Possibly the only full-on science book in the Newbery canon so far (I haven’t read Man and Microbes yet, so I’m not sure if that’s mostly history or mostly science – but that’s the only other science nonfiction candidate) this is a fascinating look at the Mount St. Helens eruption and its aftermath. Clear and concise, it explains how and why volcanoes erupt, and then goes beyond that to detail what happened after the eruptions, with the return of life to the mountainside. I hadn’t been expecting that aspect of the book, despite the subtitle about healing. It wasn’t just about how the mountain healed, it also went in depth into chains of life, and how many different plants and animals were tightly woven together in mutual dependence.
I’m only giving the book three stars because when push comes to shove, I didn’t love this book. It’s hard to really LOVE a straight science nonfiction title. That doesn’t make it a bad book, it just means that unlike many of the other Newbery books, where I was immediately thinking of who I’d recommend it to, this one I’m not sure I’m dying to share it right away. To be completely honest, I’m not entirely sure what makes this particular nonfiction book more distinguished than other similar titles. I do agree that the organizational flow was very well done, the pacing was stellar, and the presentation of the information perfectly tuned to the target audience’s experience and understanding.
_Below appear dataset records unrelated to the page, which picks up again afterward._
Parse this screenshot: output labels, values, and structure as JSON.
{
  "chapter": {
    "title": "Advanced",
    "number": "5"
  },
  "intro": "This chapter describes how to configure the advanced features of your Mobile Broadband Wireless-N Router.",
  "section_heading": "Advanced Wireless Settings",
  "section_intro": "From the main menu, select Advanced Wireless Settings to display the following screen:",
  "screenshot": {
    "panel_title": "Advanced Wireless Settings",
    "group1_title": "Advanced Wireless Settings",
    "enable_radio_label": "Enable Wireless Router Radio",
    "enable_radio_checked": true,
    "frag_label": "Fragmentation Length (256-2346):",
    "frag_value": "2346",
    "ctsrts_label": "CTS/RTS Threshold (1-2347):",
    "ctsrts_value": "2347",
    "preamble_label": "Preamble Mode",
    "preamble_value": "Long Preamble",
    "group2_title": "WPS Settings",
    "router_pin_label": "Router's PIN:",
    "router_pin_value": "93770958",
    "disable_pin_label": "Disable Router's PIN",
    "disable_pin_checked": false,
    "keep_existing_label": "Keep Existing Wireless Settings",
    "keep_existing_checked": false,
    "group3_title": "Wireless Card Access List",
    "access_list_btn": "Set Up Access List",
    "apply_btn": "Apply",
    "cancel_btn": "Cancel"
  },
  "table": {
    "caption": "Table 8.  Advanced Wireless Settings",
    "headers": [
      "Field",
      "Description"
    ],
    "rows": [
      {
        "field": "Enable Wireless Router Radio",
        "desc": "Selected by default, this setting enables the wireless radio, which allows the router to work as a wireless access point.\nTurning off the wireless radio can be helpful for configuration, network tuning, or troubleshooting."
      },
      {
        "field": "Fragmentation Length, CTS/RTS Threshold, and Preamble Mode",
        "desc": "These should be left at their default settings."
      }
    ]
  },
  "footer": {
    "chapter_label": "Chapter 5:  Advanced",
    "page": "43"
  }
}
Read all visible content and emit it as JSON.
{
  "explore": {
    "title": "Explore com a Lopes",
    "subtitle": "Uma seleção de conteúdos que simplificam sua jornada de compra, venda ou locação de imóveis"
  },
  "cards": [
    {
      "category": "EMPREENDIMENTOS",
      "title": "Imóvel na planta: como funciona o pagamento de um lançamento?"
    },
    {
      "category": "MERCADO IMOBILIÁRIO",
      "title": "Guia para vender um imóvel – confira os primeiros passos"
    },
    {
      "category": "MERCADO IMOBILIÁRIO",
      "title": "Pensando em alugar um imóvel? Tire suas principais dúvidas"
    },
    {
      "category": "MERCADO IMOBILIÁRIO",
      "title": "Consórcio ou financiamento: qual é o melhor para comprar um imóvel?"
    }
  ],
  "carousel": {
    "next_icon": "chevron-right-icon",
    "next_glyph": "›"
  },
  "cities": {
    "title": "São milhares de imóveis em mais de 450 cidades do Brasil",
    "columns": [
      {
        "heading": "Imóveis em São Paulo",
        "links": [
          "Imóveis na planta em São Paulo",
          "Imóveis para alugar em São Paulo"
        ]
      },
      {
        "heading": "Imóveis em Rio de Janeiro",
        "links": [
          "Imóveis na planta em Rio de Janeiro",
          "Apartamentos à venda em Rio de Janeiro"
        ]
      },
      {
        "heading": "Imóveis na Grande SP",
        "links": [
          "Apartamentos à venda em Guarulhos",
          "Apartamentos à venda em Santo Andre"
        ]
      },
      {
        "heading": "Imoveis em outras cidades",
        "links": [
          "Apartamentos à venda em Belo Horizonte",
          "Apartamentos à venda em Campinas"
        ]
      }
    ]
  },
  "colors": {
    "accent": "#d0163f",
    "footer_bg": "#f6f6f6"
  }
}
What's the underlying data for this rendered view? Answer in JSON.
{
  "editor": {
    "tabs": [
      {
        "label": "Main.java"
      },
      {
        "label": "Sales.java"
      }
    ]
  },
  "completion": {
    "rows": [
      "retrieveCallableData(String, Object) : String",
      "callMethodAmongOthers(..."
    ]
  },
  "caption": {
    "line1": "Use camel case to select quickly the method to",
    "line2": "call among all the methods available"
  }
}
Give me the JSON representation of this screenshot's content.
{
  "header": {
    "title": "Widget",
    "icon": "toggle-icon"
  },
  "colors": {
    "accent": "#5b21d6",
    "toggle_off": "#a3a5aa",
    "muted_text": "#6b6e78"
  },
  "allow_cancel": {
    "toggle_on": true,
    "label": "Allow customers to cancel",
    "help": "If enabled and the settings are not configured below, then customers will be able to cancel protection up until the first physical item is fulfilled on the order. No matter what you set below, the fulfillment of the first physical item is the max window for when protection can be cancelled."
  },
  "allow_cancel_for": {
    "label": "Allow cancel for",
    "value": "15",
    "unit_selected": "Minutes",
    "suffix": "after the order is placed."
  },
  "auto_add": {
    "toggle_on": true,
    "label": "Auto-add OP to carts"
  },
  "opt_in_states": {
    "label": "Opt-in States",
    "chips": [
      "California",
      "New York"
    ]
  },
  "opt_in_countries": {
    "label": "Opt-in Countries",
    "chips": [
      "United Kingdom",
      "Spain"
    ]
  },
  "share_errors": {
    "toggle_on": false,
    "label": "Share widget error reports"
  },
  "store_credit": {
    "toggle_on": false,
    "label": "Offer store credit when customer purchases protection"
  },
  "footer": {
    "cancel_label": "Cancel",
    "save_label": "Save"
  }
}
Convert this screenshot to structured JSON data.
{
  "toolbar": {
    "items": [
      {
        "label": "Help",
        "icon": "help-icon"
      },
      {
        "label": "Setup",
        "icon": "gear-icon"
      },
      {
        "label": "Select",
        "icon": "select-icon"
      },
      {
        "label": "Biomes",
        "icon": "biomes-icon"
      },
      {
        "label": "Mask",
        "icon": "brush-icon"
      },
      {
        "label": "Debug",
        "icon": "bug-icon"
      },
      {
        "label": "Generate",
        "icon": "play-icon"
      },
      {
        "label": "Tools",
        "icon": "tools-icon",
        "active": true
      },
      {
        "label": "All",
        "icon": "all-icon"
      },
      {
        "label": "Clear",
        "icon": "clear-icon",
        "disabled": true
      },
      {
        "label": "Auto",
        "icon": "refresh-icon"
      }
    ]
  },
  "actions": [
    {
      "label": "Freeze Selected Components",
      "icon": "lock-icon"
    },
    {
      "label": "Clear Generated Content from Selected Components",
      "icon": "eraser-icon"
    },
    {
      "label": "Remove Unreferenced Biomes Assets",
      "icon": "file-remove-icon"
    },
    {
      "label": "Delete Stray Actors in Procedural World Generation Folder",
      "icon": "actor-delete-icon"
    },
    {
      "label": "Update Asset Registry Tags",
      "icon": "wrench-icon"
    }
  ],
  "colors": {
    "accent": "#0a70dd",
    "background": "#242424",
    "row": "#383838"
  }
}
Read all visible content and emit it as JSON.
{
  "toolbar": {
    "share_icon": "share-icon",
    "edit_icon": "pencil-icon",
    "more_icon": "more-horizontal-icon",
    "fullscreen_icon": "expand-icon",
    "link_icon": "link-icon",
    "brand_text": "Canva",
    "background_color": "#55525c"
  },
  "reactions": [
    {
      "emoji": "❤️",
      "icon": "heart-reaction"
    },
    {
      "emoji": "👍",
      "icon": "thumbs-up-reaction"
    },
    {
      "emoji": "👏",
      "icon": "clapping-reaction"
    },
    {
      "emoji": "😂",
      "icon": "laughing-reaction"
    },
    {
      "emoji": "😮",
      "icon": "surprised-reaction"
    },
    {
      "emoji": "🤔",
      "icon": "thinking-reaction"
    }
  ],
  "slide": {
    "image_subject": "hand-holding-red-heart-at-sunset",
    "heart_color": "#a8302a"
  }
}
But I have seen other nonfiction titles that I thought did a similarly excellent job with their subjects that did not get honored. Perhaps this year’s committee was simply more open-minded?